> _Directions for this task_
Below are some records. How many of their lines contain the string "title"? Give the number only.

Dataset rows describing interfaces:
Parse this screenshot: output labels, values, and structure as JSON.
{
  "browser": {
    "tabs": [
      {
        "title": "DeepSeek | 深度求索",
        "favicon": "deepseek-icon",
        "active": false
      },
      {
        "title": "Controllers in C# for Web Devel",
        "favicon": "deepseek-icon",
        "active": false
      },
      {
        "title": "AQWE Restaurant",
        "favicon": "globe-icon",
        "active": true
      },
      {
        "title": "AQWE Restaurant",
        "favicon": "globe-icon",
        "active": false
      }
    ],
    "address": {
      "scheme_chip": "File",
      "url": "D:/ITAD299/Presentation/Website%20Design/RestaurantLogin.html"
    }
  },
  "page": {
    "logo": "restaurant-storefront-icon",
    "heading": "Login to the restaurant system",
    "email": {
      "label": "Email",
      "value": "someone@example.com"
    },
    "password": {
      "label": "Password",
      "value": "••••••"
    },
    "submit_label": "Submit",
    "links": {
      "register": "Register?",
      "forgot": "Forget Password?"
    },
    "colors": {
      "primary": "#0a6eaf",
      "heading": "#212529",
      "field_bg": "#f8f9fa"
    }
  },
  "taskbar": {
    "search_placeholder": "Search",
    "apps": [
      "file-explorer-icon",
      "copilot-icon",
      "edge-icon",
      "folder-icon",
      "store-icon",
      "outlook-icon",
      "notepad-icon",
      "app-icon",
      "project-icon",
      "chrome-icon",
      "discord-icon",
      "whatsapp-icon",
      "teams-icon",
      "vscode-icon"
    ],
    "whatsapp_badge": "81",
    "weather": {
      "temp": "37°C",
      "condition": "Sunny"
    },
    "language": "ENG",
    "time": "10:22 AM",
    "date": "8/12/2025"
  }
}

> _Finished task_
4